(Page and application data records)
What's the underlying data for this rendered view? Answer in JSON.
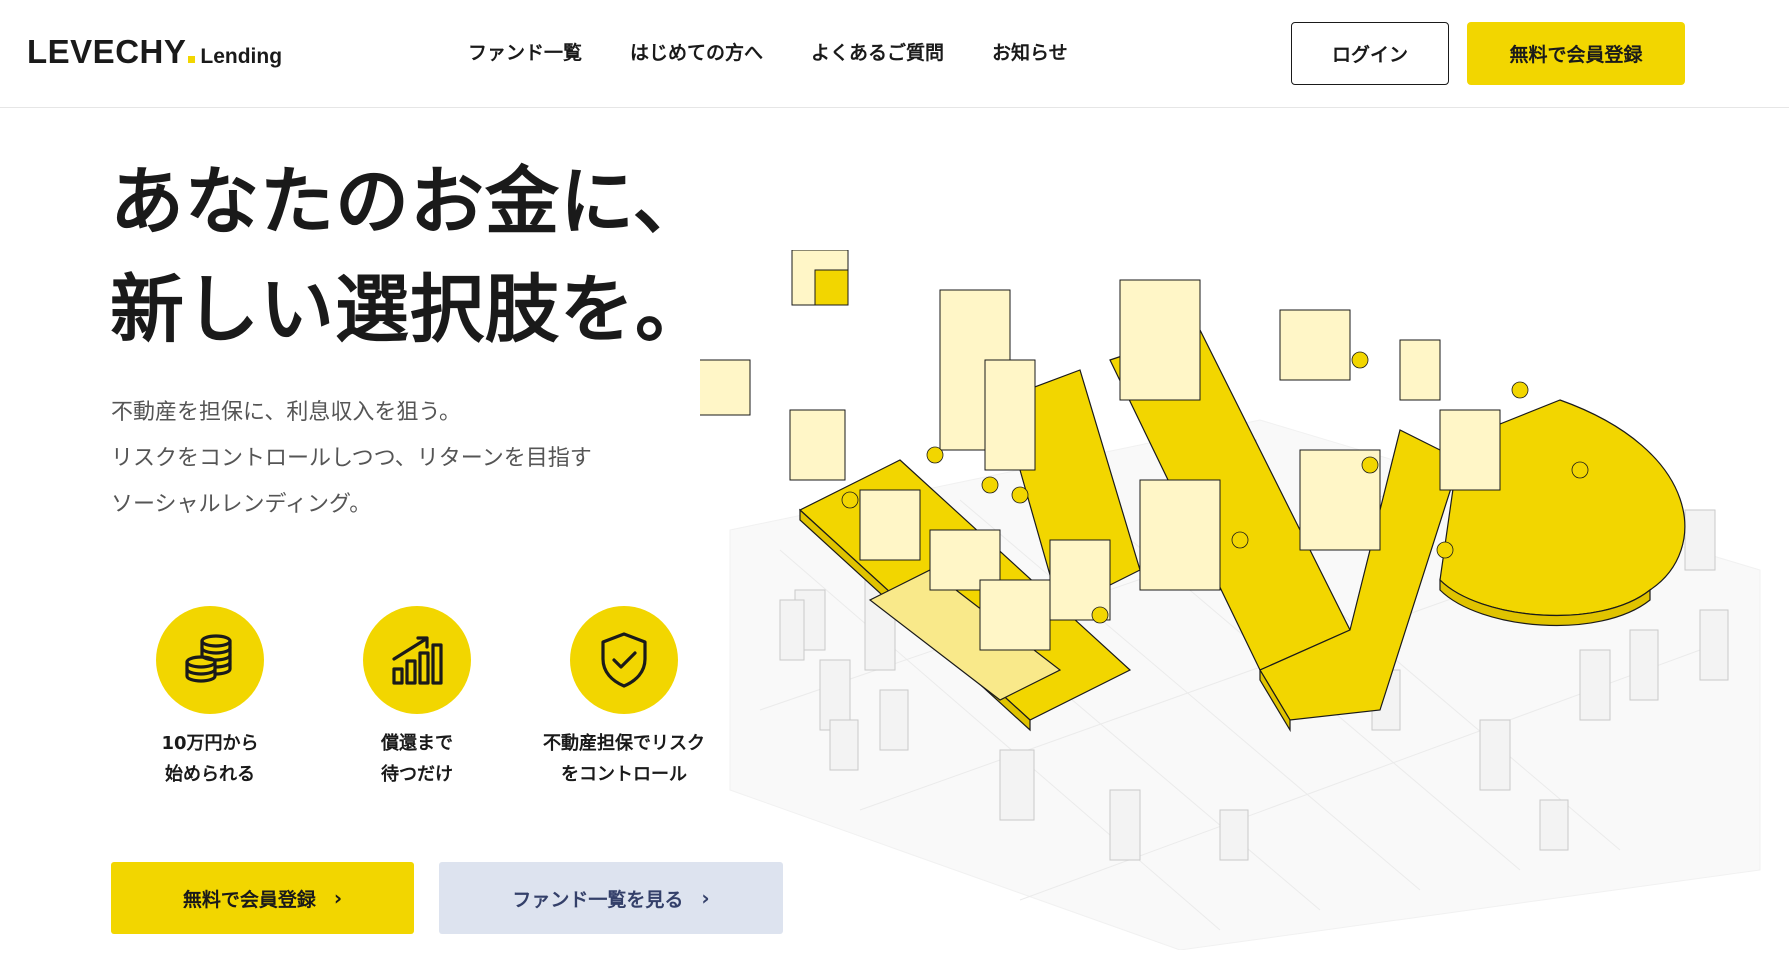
{
  "header": {
    "logo_main": "LEVECHY",
    "logo_sub": "Lending",
    "nav": [
      "ファンド一覧",
      "はじめての方へ",
      "よくあるご質問",
      "お知らせ"
    ],
    "login_label": "ログイン",
    "register_label": "無料で会員登録"
  },
  "hero": {
    "title_lines": [
      "あなたのお金に、",
      "新しい選択肢を。"
    ],
    "description_lines": [
      "不動産を担保に、利息収入を狙う。",
      "リスクをコントロールしつつ、リターンを目指す",
      "ソーシャルレンディング。"
    ]
  },
  "features": [
    {
      "icon": "coins-icon",
      "lines": [
        "10万円から",
        "始められる"
      ]
    },
    {
      "icon": "growth-chart-icon",
      "lines": [
        "償還まで",
        "待つだけ"
      ]
    },
    {
      "icon": "shield-check-icon",
      "lines": [
        "不動産担保でリスク",
        "をコントロール"
      ]
    }
  ],
  "cta": {
    "register_label": "無料で会員登録",
    "funds_label": "ファンド一覧を見る",
    "chevron": "›"
  },
  "colors": {
    "accent": "#f2d600",
    "secondary_button": "#dde3ef",
    "secondary_text": "#34406a",
    "text": "#1a1a1a"
  }
}
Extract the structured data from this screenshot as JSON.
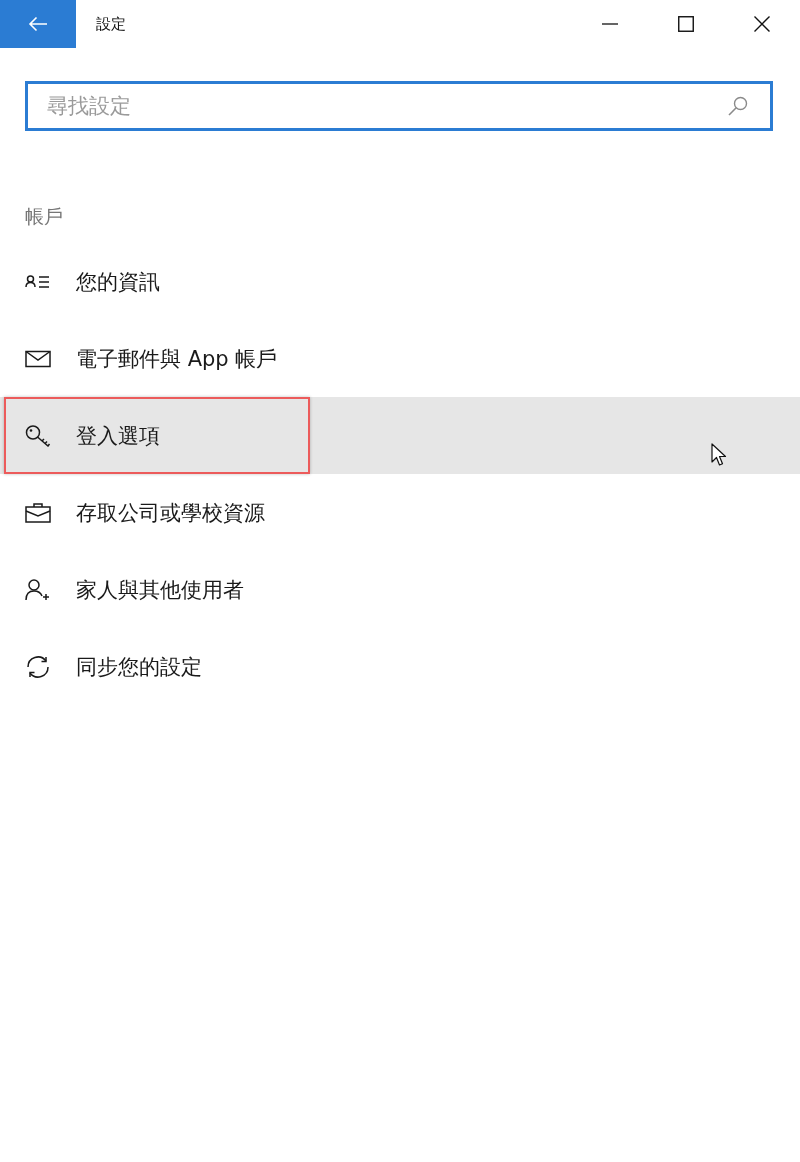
{
  "window": {
    "title": "設定"
  },
  "search": {
    "placeholder": "尋找設定"
  },
  "section": {
    "heading": "帳戶",
    "items": [
      {
        "kind": "profile",
        "label": "您的資訊",
        "hovered": false,
        "highlighted": false
      },
      {
        "kind": "mail",
        "label": "電子郵件與 App 帳戶",
        "hovered": false,
        "highlighted": false
      },
      {
        "kind": "key",
        "label": "登入選項",
        "hovered": true,
        "highlighted": true
      },
      {
        "kind": "work",
        "label": "存取公司或學校資源",
        "hovered": false,
        "highlighted": false
      },
      {
        "kind": "family",
        "label": "家人與其他使用者",
        "hovered": false,
        "highlighted": false
      },
      {
        "kind": "sync",
        "label": "同步您的設定",
        "hovered": false,
        "highlighted": false
      }
    ]
  }
}
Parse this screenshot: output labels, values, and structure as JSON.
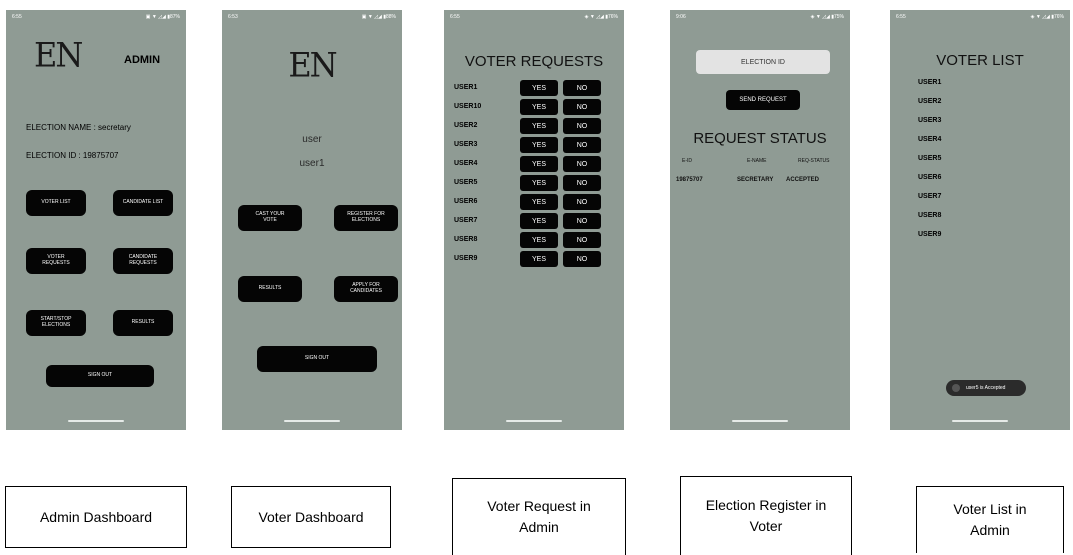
{
  "phones": {
    "admin_dashboard": {
      "time": "6:55",
      "status_icons": "▣ ▼ ◿◢ ▮87%",
      "logo": "EN",
      "header": "ADMIN",
      "election_name": "ELECTION NAME : secretary",
      "election_id": "ELECTION ID : 19875707",
      "buttons": {
        "voter_list": "VOTER LIST",
        "candidate_list": "CANDIDATE LIST",
        "voter_requests": "VOTER REQUESTS",
        "candidate_requests": "CANDIDATE REQUESTS",
        "start_stop": "START/STOP ELECTIONS",
        "results": "RESULTS",
        "sign_out": "SIGN OUT"
      }
    },
    "voter_dashboard": {
      "time": "6:53",
      "status_icons": "▣ ▼ ◿◢ ▮88%",
      "logo": "EN",
      "role": "user",
      "username": "user1",
      "buttons": {
        "cast_vote": "CAST YOUR VOTE",
        "register": "REGISTER FOR ELECTIONS",
        "results": "RESULTS",
        "apply": "APPLY FOR CANDIDATES",
        "sign_out": "SIGN OUT"
      }
    },
    "voter_requests": {
      "time": "6:55",
      "status_icons": "◈ ▼ ◿◢ ▮76%",
      "title": "VOTER REQUESTS",
      "yes_label": "YES",
      "no_label": "NO",
      "users": [
        "USER1",
        "USER10",
        "USER2",
        "USER3",
        "USER4",
        "USER5",
        "USER6",
        "USER7",
        "USER8",
        "USER9"
      ]
    },
    "election_register": {
      "time": "9:06",
      "status_icons": "◈ ▼ ◿◢ ▮75%",
      "election_id_placeholder": "ELECTION ID",
      "send_request": "SEND REQUEST",
      "title": "REQUEST STATUS",
      "columns": [
        "E-ID",
        "E-NAME",
        "REQ-STATUS"
      ],
      "row": [
        "19875707",
        "SECRETARY",
        "ACCEPTED"
      ]
    },
    "voter_list": {
      "time": "6:55",
      "status_icons": "◈ ▼ ◿◢ ▮76%",
      "title": "VOTER LIST",
      "users": [
        "USER1",
        "USER2",
        "USER3",
        "USER4",
        "USER5",
        "USER6",
        "USER7",
        "USER8",
        "USER9"
      ],
      "toast": "user5 is Accepted"
    }
  },
  "captions": {
    "admin_dashboard": "Admin Dashboard",
    "voter_dashboard": "Voter Dashboard",
    "voter_request": "Voter Request in Admin",
    "election_register": "Election Register in Voter",
    "voter_list": "Voter List in Admin"
  },
  "colors": {
    "screen_bg": "#8f9b94",
    "button_bg": "#050505",
    "page_bg": "#ffffff"
  }
}
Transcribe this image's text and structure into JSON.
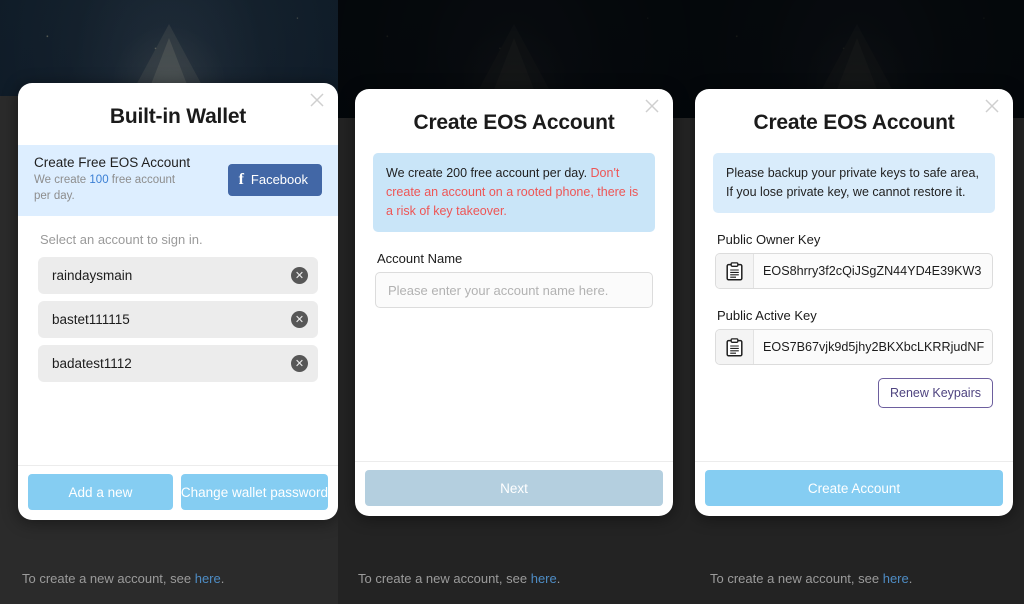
{
  "panels": [
    {
      "id": "built-in-wallet",
      "title": "Built-in Wallet",
      "close_label": "×",
      "promo": {
        "title": "Create Free EOS Account",
        "sub_prefix": "We create ",
        "sub_count": "100",
        "sub_suffix": " free account per day.",
        "facebook_label": "Facebook",
        "facebook_glyph": "f",
        "facebook_color": "#4267a6"
      },
      "select_label": "Select an account to sign in.",
      "accounts": [
        {
          "name": "raindaysmain",
          "delete_glyph": "✕"
        },
        {
          "name": "bastet111115",
          "delete_glyph": "✕"
        },
        {
          "name": "badatest1112",
          "delete_glyph": "✕"
        }
      ],
      "footer_buttons": [
        {
          "label": "Add a new",
          "style": "primary"
        },
        {
          "label": "Change wallet password",
          "style": "primary"
        }
      ],
      "hint": {
        "prefix": "To create a new account, see ",
        "link": "here",
        "suffix": "."
      }
    },
    {
      "id": "create-eos-account-step1",
      "title": "Create EOS Account",
      "close_label": "×",
      "notice": {
        "normal": "We create 200 free account per day. ",
        "warning": "Don't create an account on a rooted phone, there is a risk of key takeover."
      },
      "account_name_label": "Account Name",
      "account_name_value": "",
      "account_name_placeholder": "Please enter your account name here.",
      "footer_buttons": [
        {
          "label": "Next",
          "style": "disabled"
        }
      ],
      "hint": {
        "prefix": "To create a new account, see ",
        "link": "here",
        "suffix": "."
      }
    },
    {
      "id": "create-eos-account-step2",
      "title": "Create EOS Account",
      "close_label": "×",
      "notice": {
        "normal": "Please backup your private keys to safe area, If you lose private key, we cannot restore it.",
        "warning": ""
      },
      "keys": [
        {
          "label": "Public Owner Key",
          "value": "EOS8hrry3f2cQiJSgZN44YD4E39KW3",
          "copy_icon": "clipboard-icon"
        },
        {
          "label": "Public Active Key",
          "value": "EOS7B67vjk9d5jhy2BKXbcLKRRjudNF",
          "copy_icon": "clipboard-icon"
        }
      ],
      "renew_label": "Renew Keypairs",
      "footer_buttons": [
        {
          "label": "Create Account",
          "style": "primary"
        }
      ],
      "hint": {
        "prefix": "To create a new account, see ",
        "link": "here",
        "suffix": "."
      }
    }
  ],
  "colors": {
    "primary_button": "#85cdf2",
    "disabled_button": "#b4cfdf",
    "notice_blue": "#c9e5f8",
    "warning_red": "#ee5555",
    "facebook_blue": "#4267a6",
    "renew_purple": "#6d5f9e",
    "link_blue": "#4e8cc4",
    "app_background": "#0c1825",
    "scrim": "#232323"
  }
}
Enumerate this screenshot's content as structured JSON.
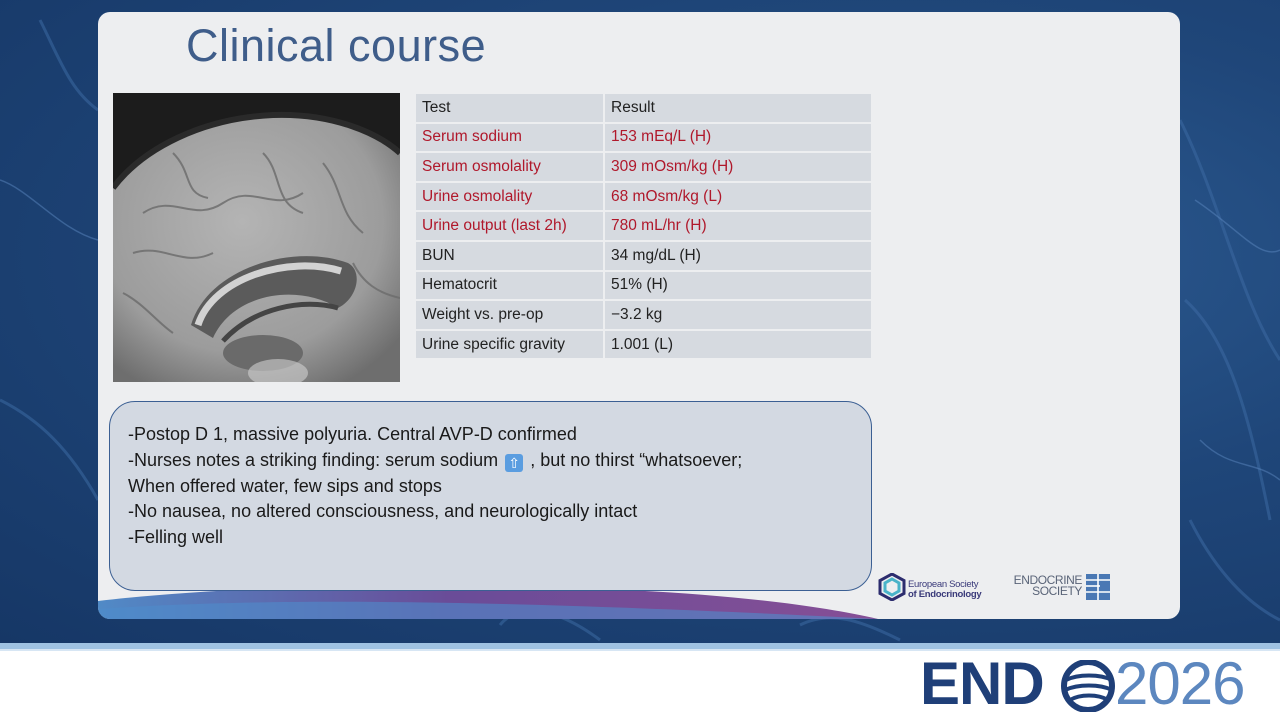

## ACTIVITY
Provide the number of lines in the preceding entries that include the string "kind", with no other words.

## TASK OUTPUT
6